== Exercise prompt ==
Scan the listing for "screenshot" and copy out each line that has it.
====================
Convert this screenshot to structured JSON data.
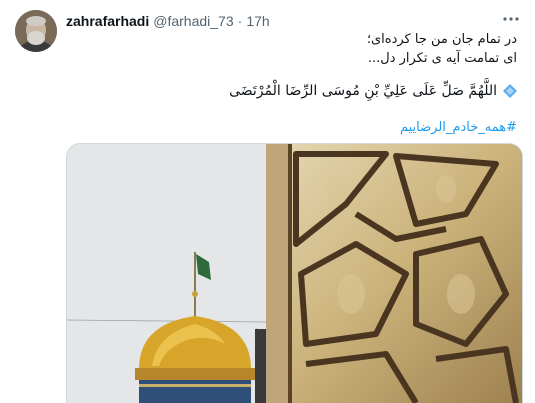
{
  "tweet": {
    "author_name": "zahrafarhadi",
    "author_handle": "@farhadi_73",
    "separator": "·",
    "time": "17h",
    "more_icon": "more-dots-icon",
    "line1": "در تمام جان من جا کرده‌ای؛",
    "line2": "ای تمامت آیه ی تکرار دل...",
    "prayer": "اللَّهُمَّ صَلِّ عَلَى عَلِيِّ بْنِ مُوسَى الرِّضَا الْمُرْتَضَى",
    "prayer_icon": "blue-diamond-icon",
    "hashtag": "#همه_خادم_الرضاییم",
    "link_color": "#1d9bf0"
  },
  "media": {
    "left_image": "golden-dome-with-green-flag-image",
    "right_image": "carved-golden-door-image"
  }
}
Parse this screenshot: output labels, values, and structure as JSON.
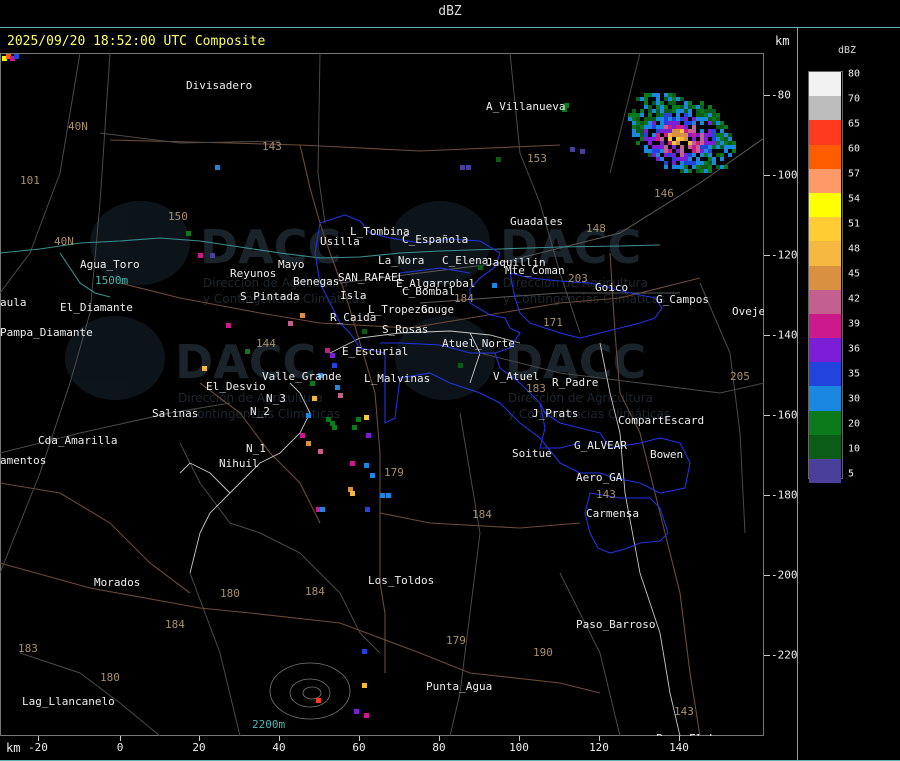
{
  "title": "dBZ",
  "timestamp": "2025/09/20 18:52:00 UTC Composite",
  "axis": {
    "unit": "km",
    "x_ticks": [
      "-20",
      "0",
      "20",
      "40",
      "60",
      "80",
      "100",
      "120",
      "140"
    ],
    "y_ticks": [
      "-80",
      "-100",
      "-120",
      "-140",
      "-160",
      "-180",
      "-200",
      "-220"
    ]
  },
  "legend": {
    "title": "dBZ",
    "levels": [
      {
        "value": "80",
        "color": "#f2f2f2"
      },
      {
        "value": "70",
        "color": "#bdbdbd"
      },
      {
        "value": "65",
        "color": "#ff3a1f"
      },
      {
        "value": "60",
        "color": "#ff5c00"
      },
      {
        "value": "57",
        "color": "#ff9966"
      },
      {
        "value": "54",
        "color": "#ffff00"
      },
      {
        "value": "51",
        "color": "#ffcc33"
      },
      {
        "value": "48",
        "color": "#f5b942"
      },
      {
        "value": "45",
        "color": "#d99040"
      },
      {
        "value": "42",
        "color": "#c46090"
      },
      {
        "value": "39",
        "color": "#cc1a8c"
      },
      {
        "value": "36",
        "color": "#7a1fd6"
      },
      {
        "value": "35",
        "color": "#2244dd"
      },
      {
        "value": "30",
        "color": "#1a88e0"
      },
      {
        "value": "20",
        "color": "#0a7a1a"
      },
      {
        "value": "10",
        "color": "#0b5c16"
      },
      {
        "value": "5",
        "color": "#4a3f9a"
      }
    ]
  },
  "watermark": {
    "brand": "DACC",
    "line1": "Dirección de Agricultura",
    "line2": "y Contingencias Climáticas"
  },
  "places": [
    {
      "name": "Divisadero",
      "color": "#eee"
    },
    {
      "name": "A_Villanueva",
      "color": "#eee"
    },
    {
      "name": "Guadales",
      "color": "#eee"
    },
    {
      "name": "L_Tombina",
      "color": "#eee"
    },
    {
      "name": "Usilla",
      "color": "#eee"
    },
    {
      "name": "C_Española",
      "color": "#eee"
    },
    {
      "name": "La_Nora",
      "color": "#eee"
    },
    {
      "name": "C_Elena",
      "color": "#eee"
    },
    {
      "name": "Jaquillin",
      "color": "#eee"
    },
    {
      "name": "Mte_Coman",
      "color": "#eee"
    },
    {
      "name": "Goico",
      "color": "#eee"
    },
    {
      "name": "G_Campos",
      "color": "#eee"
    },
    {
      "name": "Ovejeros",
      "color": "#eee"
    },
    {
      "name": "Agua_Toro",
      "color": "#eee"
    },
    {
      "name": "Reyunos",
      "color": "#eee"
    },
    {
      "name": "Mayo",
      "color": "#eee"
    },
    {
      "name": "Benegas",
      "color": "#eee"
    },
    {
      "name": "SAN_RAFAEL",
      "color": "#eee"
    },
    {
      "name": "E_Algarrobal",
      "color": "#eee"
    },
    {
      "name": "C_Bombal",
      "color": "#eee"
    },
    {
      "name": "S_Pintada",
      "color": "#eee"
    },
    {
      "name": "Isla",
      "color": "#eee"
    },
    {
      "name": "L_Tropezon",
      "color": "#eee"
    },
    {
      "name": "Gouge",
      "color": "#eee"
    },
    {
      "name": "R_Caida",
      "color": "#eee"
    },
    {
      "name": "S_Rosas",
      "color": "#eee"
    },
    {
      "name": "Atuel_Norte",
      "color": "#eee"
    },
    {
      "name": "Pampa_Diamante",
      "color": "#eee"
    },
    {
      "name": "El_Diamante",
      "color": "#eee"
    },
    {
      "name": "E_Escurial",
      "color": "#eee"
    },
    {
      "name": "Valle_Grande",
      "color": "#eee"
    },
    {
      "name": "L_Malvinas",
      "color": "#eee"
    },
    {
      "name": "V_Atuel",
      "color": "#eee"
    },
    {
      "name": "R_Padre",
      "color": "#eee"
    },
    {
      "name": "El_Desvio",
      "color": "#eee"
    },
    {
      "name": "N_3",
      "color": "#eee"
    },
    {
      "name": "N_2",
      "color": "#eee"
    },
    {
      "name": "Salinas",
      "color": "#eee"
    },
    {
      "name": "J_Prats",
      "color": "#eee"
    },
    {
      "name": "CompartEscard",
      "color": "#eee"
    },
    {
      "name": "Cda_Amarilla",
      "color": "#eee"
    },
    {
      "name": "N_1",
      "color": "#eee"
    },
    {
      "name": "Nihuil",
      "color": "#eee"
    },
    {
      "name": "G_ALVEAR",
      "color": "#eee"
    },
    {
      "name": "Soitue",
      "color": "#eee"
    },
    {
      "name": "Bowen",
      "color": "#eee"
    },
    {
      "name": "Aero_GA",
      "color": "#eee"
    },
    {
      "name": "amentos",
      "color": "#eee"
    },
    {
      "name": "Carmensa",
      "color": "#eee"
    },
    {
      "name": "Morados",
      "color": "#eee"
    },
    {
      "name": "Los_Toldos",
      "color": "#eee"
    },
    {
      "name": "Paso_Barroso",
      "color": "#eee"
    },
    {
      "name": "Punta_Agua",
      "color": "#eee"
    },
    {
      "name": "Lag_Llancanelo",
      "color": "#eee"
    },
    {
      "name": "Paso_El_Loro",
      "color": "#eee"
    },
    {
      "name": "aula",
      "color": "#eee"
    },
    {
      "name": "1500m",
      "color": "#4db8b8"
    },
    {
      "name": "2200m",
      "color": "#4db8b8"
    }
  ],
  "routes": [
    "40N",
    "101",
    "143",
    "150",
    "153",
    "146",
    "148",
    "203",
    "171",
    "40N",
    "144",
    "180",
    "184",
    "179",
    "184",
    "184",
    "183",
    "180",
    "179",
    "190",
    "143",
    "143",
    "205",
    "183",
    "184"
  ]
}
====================
== Answer space ==
Convert this screenshot to structured JSON data.
Parse this screenshot: output labels, values, and structure as JSON.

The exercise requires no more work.